Notably, among the leaders Xi met in Bali was Prime Minister Mark Rutte of the Netherlands, home to semiconductor giant ASML – which is under increasing pressure from the US to stop selling its products to China.
During their meeting, Xi urged Rutte to avoid “detachment” and “politicization of economic and trade issues” and invited him to visit Beijing next year.
Sung said, “While Biden is trying to forge a so-called value-based alignment against China, Xi is trying to find ways to undermine the cohesion of that alignment by pursuing top-level diplomacy with those countries.” ” Scientist.
Xi’s numerous meetings with US allies are all the more notable given recent tensions with Beijing over trade, geopolitics and China’s human rights violations over Xinjiang and Hong Kong. In other multilateral settings, such as the Group of Seven summit, Western countries issued strongly worded statements expressing concern about China’s human rights record and peace and stability in the Taiwan Strait.
“Amidst all this, Xi has proved that China still has enough charm and stature to attract all these countries to find ways to work with China. So in that sense it is successful diplomacy from Xi’s side.
International Asanas is also intended for Chinese domestic audiences.
For Xi, the key message he wanted to send home was already set early in the trip, when he met Biden face-to-face for the first time as national leaders.
Sung said, “The fact that Xi was talking with Biden face-to-face, with confidence and a smile, creates an image that the era of ‘G2’ has arrived.”
Since coming to power, Xi has touted the “Chinese dream” of national rejuvenation – his vision of restoring China to its past glory and reclaiming its rightful place as a world leader. In recent years, he has also advanced the notion that the East is rising and the West is in decline.
Biden told what he discussed with Xi Jinping in G-20 meeting
For Xi’s domestic audience, the image of a superpower “G2” – China and the United States – served as a vivid visual representation of both narratives. Sung said, “China can now talk to the US like a true counterpart.”
But Chinese people who followed the glossy state media coverage of Xi’s visit would also have seen a striking image: their top leader attending indoor gatherings and mingling with world leaders without face masks.
It was a far cry from Xi’s caution for Covid during his first trip abroad after the pandemic. When he visited Central Asia in September, Xi wore a mask to get off his plane and left a mask-free group dinner where the leaders ate and talked around the table.
This time, Xi appeared more comfortable going maskless. He also attended a Group of 20 dinner, where he shook hands and chatted with leaders including Indian Prime Minister Narendra Modi.
In China, however, despite the government’s recent announcement to limit its zero-Covid policy, snap lockdowns and orders for mass testing continue to plague residents.

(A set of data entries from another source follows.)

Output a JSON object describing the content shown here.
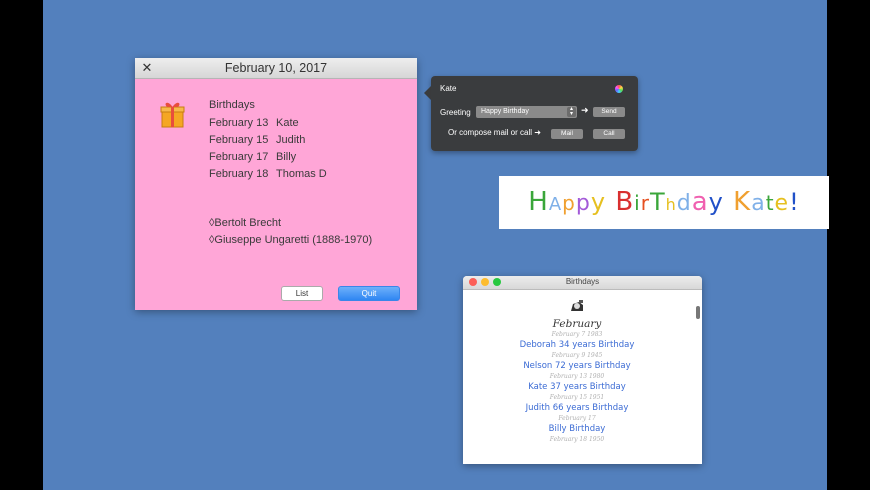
{
  "note": {
    "title": "February 10, 2017",
    "heading": "Birthdays",
    "birthdays": [
      {
        "date": "February 13",
        "name": "Kate"
      },
      {
        "date": "February 15",
        "name": "Judith"
      },
      {
        "date": "February 17",
        "name": "Billy"
      },
      {
        "date": "February 18",
        "name": "Thomas D"
      }
    ],
    "quotes": [
      "◊Bertolt Brecht",
      "◊Giuseppe Ungaretti (1888-1970)"
    ],
    "list_label": "List",
    "quit_label": "Quit"
  },
  "popover": {
    "name": "Kate",
    "greeting_label": "Greeting",
    "greeting_value": "Happy Birthday",
    "arrow": "➜",
    "send_label": "Send",
    "compose_label": "Or compose mail or call ➜",
    "mail_label": "Mail",
    "call_label": "Call"
  },
  "banner": {
    "letters": [
      {
        "ch": "H",
        "color": "#3aa63a"
      },
      {
        "ch": "A",
        "color": "#7fb0e8"
      },
      {
        "ch": "p",
        "color": "#f0a030"
      },
      {
        "ch": "p",
        "color": "#a35ad8"
      },
      {
        "ch": "y",
        "color": "#e6c020"
      },
      {
        "ch": " ",
        "color": "#000"
      },
      {
        "ch": "B",
        "color": "#d93030"
      },
      {
        "ch": "i",
        "color": "#3aa63a"
      },
      {
        "ch": "r",
        "color": "#e65020"
      },
      {
        "ch": "T",
        "color": "#3aa63a"
      },
      {
        "ch": "h",
        "color": "#e6c020"
      },
      {
        "ch": "d",
        "color": "#7fb0e8"
      },
      {
        "ch": "a",
        "color": "#f060b0"
      },
      {
        "ch": "y",
        "color": "#2050c8"
      },
      {
        "ch": " ",
        "color": "#000"
      },
      {
        "ch": "K",
        "color": "#f0a030"
      },
      {
        "ch": "a",
        "color": "#7fb0e8"
      },
      {
        "ch": "t",
        "color": "#3aa63a"
      },
      {
        "ch": "e",
        "color": "#e6c020"
      },
      {
        "ch": "!",
        "color": "#2050c8"
      }
    ]
  },
  "birthdays_window": {
    "title": "Birthdays",
    "month": "February",
    "entries": [
      {
        "sub": "February 7 1983",
        "main": "Deborah 34  years  Birthday"
      },
      {
        "sub": "February 9 1945",
        "main": "Nelson 72  years  Birthday"
      },
      {
        "sub": "February 13 1980",
        "main": "Kate 37  years  Birthday"
      },
      {
        "sub": "February 15 1951",
        "main": "Judith 66  years Birthday"
      },
      {
        "sub": "February 17",
        "main": "Billy  Birthday"
      }
    ],
    "trailing_sub": "February 18 1950"
  }
}
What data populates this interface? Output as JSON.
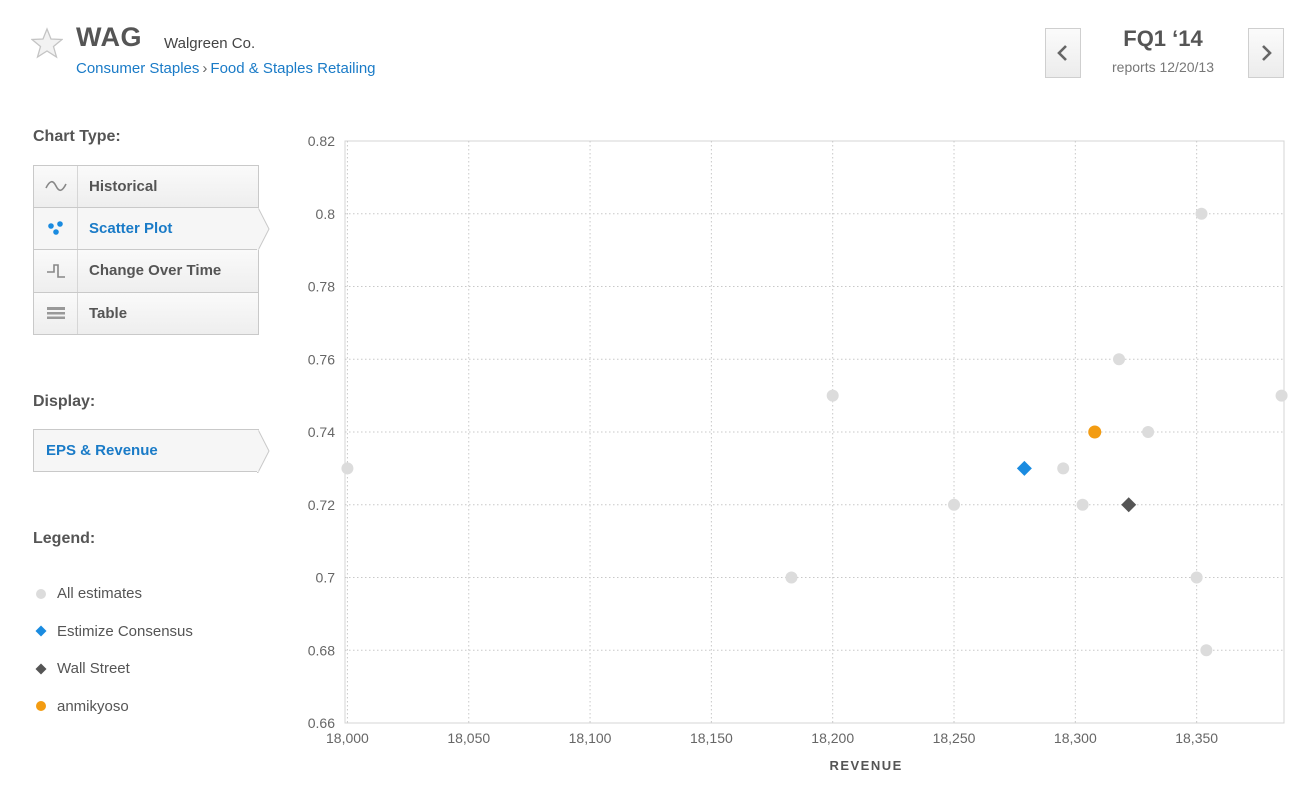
{
  "header": {
    "ticker": "WAG",
    "company": "Walgreen Co.",
    "breadcrumb": [
      "Consumer Staples",
      "Food & Staples Retailing"
    ],
    "breadcrumb_sep": "›",
    "quarter": "FQ1 ‘14",
    "reports": "reports 12/20/13"
  },
  "sidebar": {
    "chart_type_label": "Chart Type:",
    "chart_types": [
      {
        "label": "Historical",
        "icon": "wave-icon",
        "active": false
      },
      {
        "label": "Scatter Plot",
        "icon": "scatter-icon",
        "active": true
      },
      {
        "label": "Change Over Time",
        "icon": "step-icon",
        "active": false
      },
      {
        "label": "Table",
        "icon": "table-icon",
        "active": false
      }
    ],
    "display_label": "Display:",
    "display_value": "EPS & Revenue",
    "legend_label": "Legend:",
    "legend": [
      {
        "label": "All estimates",
        "marker": "circle",
        "color": "#d9d9d9"
      },
      {
        "label": "Estimize Consensus",
        "marker": "diamond",
        "color": "#1a8be0"
      },
      {
        "label": "Wall Street",
        "marker": "diamond",
        "color": "#555555"
      },
      {
        "label": "anmikyoso",
        "marker": "circle",
        "color": "#f39c12"
      }
    ]
  },
  "chart_data": {
    "type": "scatter",
    "xlabel": "REVENUE",
    "ylabel": "",
    "xlim": [
      17999,
      18386
    ],
    "ylim": [
      0.66,
      0.82
    ],
    "xticks": [
      18000,
      18050,
      18100,
      18150,
      18200,
      18250,
      18300,
      18350
    ],
    "xtick_labels": [
      "18,000",
      "18,050",
      "18,100",
      "18,150",
      "18,200",
      "18,250",
      "18,300",
      "18,350"
    ],
    "yticks": [
      0.66,
      0.68,
      0.7,
      0.72,
      0.74,
      0.76,
      0.78,
      0.8,
      0.82
    ],
    "ytick_labels": [
      "0.66",
      "0.68",
      "0.7",
      "0.72",
      "0.74",
      "0.76",
      "0.78",
      "0.8",
      "0.82"
    ],
    "grid": true,
    "series": [
      {
        "name": "All estimates",
        "marker": "circle",
        "color": "#dcdcdc",
        "points": [
          [
            18000,
            0.73
          ],
          [
            18183,
            0.7
          ],
          [
            18200,
            0.75
          ],
          [
            18250,
            0.72
          ],
          [
            18295,
            0.73
          ],
          [
            18303,
            0.72
          ],
          [
            18318,
            0.76
          ],
          [
            18330,
            0.74
          ],
          [
            18350,
            0.7
          ],
          [
            18352,
            0.8
          ],
          [
            18354,
            0.68
          ],
          [
            18385,
            0.75
          ]
        ]
      },
      {
        "name": "Estimize Consensus",
        "marker": "diamond",
        "color": "#1a8be0",
        "points": [
          [
            18279,
            0.73
          ]
        ]
      },
      {
        "name": "Wall Street",
        "marker": "diamond",
        "color": "#555555",
        "points": [
          [
            18322,
            0.72
          ]
        ]
      },
      {
        "name": "anmikyoso",
        "marker": "circle",
        "color": "#f39c12",
        "points": [
          [
            18308,
            0.74
          ]
        ]
      }
    ]
  }
}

In the southern metropolis of Guangzhou, residents rebelled against a Covid lockdown, breaking barriers and marching in the streets. In the central city of Zhengzhou, the death of a 4-month-old girl in hotel quarantine has sparked nationwide outrage – the second child death this month under Covid restrictions.
After experiencing living with Covid in Bali and Bangkok, Xi returned to China on Saturday amid rising infections and tighter restrictions in several cities.
Besides the Dutch prime minister, Xi also invited US Secretary of State Antony Blinken, French President Emmanuel Macron and newly elected Italian Prime Minister Giorgia Meloni to visit Beijing early next year.
Whether they will visit China free of Covid restrictions – and possible travel quarantine – remains to be seen.